Records from a data collection:
+---+
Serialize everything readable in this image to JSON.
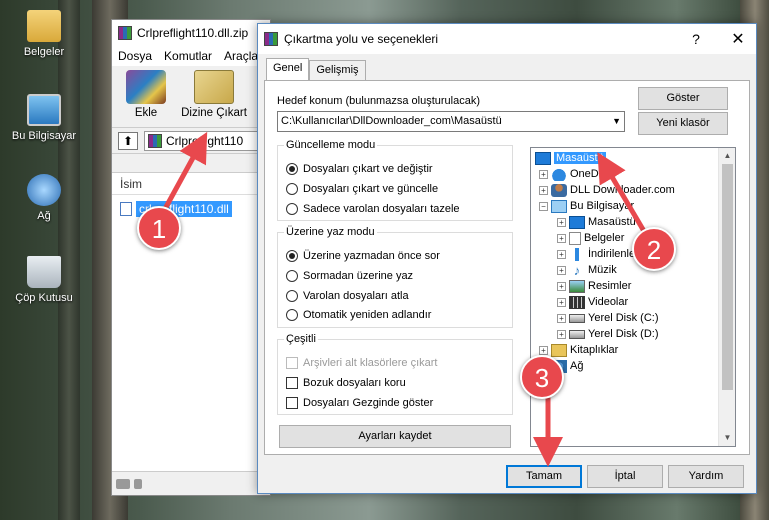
{
  "desktop": {
    "icons": [
      {
        "label": "Belgeler",
        "icon": "documents-folder-icon"
      },
      {
        "label": "Bu Bilgisayar",
        "icon": "this-pc-icon"
      },
      {
        "label": "Ağ",
        "icon": "network-icon"
      },
      {
        "label": "Çöp Kutusu",
        "icon": "recycle-bin-icon"
      }
    ]
  },
  "winrar": {
    "title": "Crlpreflight110.dll.zip",
    "menu": [
      "Dosya",
      "Komutlar",
      "Araçla"
    ],
    "tools": {
      "add": "Ekle",
      "extract": "Dizine Çıkart"
    },
    "path": "Crlpreflight110",
    "column": "İsim",
    "file": "crlpreflight110.dll"
  },
  "dialog": {
    "title": "Çıkartma yolu ve seçenekleri",
    "tabs": {
      "general": "Genel",
      "advanced": "Gelişmiş"
    },
    "dest_label": "Hedef konum (bulunmazsa oluşturulacak)",
    "dest_value": "C:\\Kullanıcılar\\DllDownloader_com\\Masaüstü",
    "show_button": "Göster",
    "new_folder_button": "Yeni klasör",
    "update_mode": {
      "legend": "Güncelleme modu",
      "options": [
        "Dosyaları çıkart ve değiştir",
        "Dosyaları çıkart ve güncelle",
        "Sadece varolan dosyaları tazele"
      ],
      "selected": 0
    },
    "overwrite_mode": {
      "legend": "Üzerine yaz modu",
      "options": [
        "Üzerine yazmadan önce sor",
        "Sormadan üzerine yaz",
        "Varolan dosyaları atla",
        "Otomatik yeniden adlandır"
      ],
      "selected": 0
    },
    "misc": {
      "legend": "Çeşitli",
      "options": [
        "Arşivleri alt klasörlere çıkart",
        "Bozuk dosyaları koru",
        "Dosyaları Gezginde göster"
      ]
    },
    "save_button": "Ayarları kaydet",
    "tree": [
      {
        "label": "Masaüstü",
        "icon": "desktop-icon",
        "selected": true
      },
      {
        "label": "OneDrive",
        "icon": "onedrive-icon"
      },
      {
        "label": "DLL Downloader.com",
        "icon": "user-icon"
      },
      {
        "label": "Bu Bilgisayar",
        "icon": "this-pc-icon"
      },
      {
        "label": "Masaüstü",
        "icon": "desktop-icon"
      },
      {
        "label": "Belgeler",
        "icon": "documents-icon"
      },
      {
        "label": "İndirilenler",
        "icon": "downloads-icon"
      },
      {
        "label": "Müzik",
        "icon": "music-icon"
      },
      {
        "label": "Resimler",
        "icon": "pictures-icon"
      },
      {
        "label": "Videolar",
        "icon": "videos-icon"
      },
      {
        "label": "Yerel Disk (C:)",
        "icon": "disk-icon"
      },
      {
        "label": "Yerel Disk (D:)",
        "icon": "disk-icon"
      },
      {
        "label": "Kitaplıklar",
        "icon": "libraries-icon"
      },
      {
        "label": "Ağ",
        "icon": "network-icon"
      }
    ],
    "buttons": {
      "ok": "Tamam",
      "cancel": "İptal",
      "help": "Yardım"
    }
  },
  "annotations": {
    "badges": [
      "1",
      "2",
      "3"
    ],
    "color": "#e8484d"
  }
}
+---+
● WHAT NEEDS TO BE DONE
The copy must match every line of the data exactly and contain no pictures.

● ANSWER TO THE EXERCISE
Serialize everything readable in this image to JSON.
{
  "desktop": {
    "icons": [
      {
        "label": "Belgeler",
        "icon": "documents-folder-icon"
      },
      {
        "label": "Bu Bilgisayar",
        "icon": "this-pc-icon"
      },
      {
        "label": "Ağ",
        "icon": "network-icon"
      },
      {
        "label": "Çöp Kutusu",
        "icon": "recycle-bin-icon"
      }
    ]
  },
  "winrar": {
    "title": "Crlpreflight110.dll.zip",
    "menu": [
      "Dosya",
      "Komutlar",
      "Araçla"
    ],
    "tools": {
      "add": "Ekle",
      "extract": "Dizine Çıkart"
    },
    "path": "Crlpreflight110",
    "column": "İsim",
    "file": "crlpreflight110.dll"
  },
  "dialog": {
    "title": "Çıkartma yolu ve seçenekleri",
    "tabs": {
      "general": "Genel",
      "advanced": "Gelişmiş"
    },
    "dest_label": "Hedef konum (bulunmazsa oluşturulacak)",
    "dest_value": "C:\\Kullanıcılar\\DllDownloader_com\\Masaüstü",
    "show_button": "Göster",
    "new_folder_button": "Yeni klasör",
    "update_mode": {
      "legend": "Güncelleme modu",
      "options": [
        "Dosyaları çıkart ve değiştir",
        "Dosyaları çıkart ve güncelle",
        "Sadece varolan dosyaları tazele"
      ],
      "selected": 0
    },
    "overwrite_mode": {
      "legend": "Üzerine yaz modu",
      "options": [
        "Üzerine yazmadan önce sor",
        "Sormadan üzerine yaz",
        "Varolan dosyaları atla",
        "Otomatik yeniden adlandır"
      ],
      "selected": 0
    },
    "misc": {
      "legend": "Çeşitli",
      "options": [
        "Arşivleri alt klasörlere çıkart",
        "Bozuk dosyaları koru",
        "Dosyaları Gezginde göster"
      ]
    },
    "save_button": "Ayarları kaydet",
    "tree": [
      {
        "label": "Masaüstü",
        "icon": "desktop-icon",
        "selected": true
      },
      {
        "label": "OneDrive",
        "icon": "onedrive-icon"
      },
      {
        "label": "DLL Downloader.com",
        "icon": "user-icon"
      },
      {
        "label": "Bu Bilgisayar",
        "icon": "this-pc-icon"
      },
      {
        "label": "Masaüstü",
        "icon": "desktop-icon"
      },
      {
        "label": "Belgeler",
        "icon": "documents-icon"
      },
      {
        "label": "İndirilenler",
        "icon": "downloads-icon"
      },
      {
        "label": "Müzik",
        "icon": "music-icon"
      },
      {
        "label": "Resimler",
        "icon": "pictures-icon"
      },
      {
        "label": "Videolar",
        "icon": "videos-icon"
      },
      {
        "label": "Yerel Disk (C:)",
        "icon": "disk-icon"
      },
      {
        "label": "Yerel Disk (D:)",
        "icon": "disk-icon"
      },
      {
        "label": "Kitaplıklar",
        "icon": "libraries-icon"
      },
      {
        "label": "Ağ",
        "icon": "network-icon"
      }
    ],
    "buttons": {
      "ok": "Tamam",
      "cancel": "İptal",
      "help": "Yardım"
    }
  },
  "annotations": {
    "badges": [
      "1",
      "2",
      "3"
    ],
    "color": "#e8484d"
  }
}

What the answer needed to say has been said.